The next easiest low tech way is a cistern. A cistern is just a large storage tank made of any water tight material that can be used to hold a large quantity of water. In some areas the most practical way to get water is to install a gutter system on the roof of your buildings and channel the water to a cistern. You would be amazed at how much water you can collect from one small rainfall! Then the water can be piped to the house through a filtration system to supply the family’s water needs.
If those don’t work for your long term needs you can then look into creating a well. There are several types of wells and ways to dig them. Digging for water is a centuries-old practice with significant sanitary benefits. Due to natural filtration, well water is relatively pure, whereas water in ponds and streams is highly susceptible to bacterial pollution from human and animal waste. But digging wells manually is hard, sweaty work and at depths greater than 10 to 20 feet can be extremely dangerous as well.
Bored well can be put in with inexpensive hand tools. First a 1-ft.-deep hole is driven with a pick or crowbar, then the borer introduced. As the borer penetrates, segments are added to its rod to accommodate increased depth. Periodically, the borer must be lifted to empty the hole of loosened cuttings. Boring is impractical for wells deeper than 50 ft. Moreover, if a large stone or a rock formation is met, the operator has to abandon the hole and start again elsewhere. After water is encountered, the well pipe and water intake are installed.
A driven well is made by hammering a pipe directly into the ground. The pipe is screened since once in the water it will become your water intake. Driven wells an be made with basic equipment and go to depths up to 150 ft. To see if you have hit water lower a weighted string down the pipe then raise it to see if it is wet. Once water is reached drive the pipe an extra 10 to 20 feet to make for sure you have water.

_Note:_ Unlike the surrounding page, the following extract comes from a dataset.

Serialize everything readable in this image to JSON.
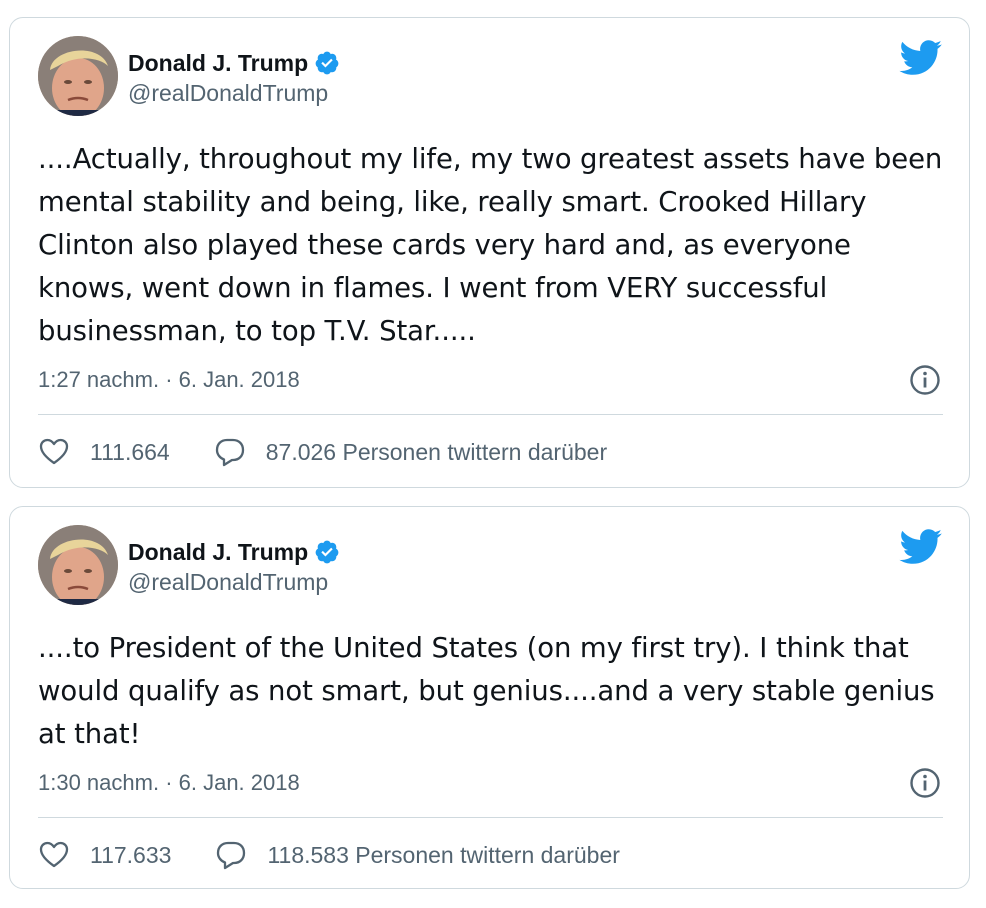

Water-jetted well can be put in fairly rapidly with a pump that forces water down a pipe. The water pressure jars the soil loose and forces it up the well hole to the surface. As the well deepens, the pipe should be rotated periodically to help keep it vertical. The mud in the upward flowing water helps to line the well wall and prevent crumbling. A casing, installed as the well is being jetted, will further reinforce the wall. If no rock formation is encountered along the way, a strong pump can jet a 1-ft.-diameter well to a depth of 300 ft.
The most expensive and complicated method of acquiring water is with a drilled well. These wells can go down thousands of feet and is only limited by the equipment used. Once water is reached the hole is enlarged and a pipe, a deep well pump are installed. This type of well can cost a lot but you are virtually assured a constant supply of good, clean drinking water.
Now that your homestead has water ANYTHING is possible!
For further reading:
The Ultimate Guide to Homesteading
Back To Basics: A Complete Guide to traditional skills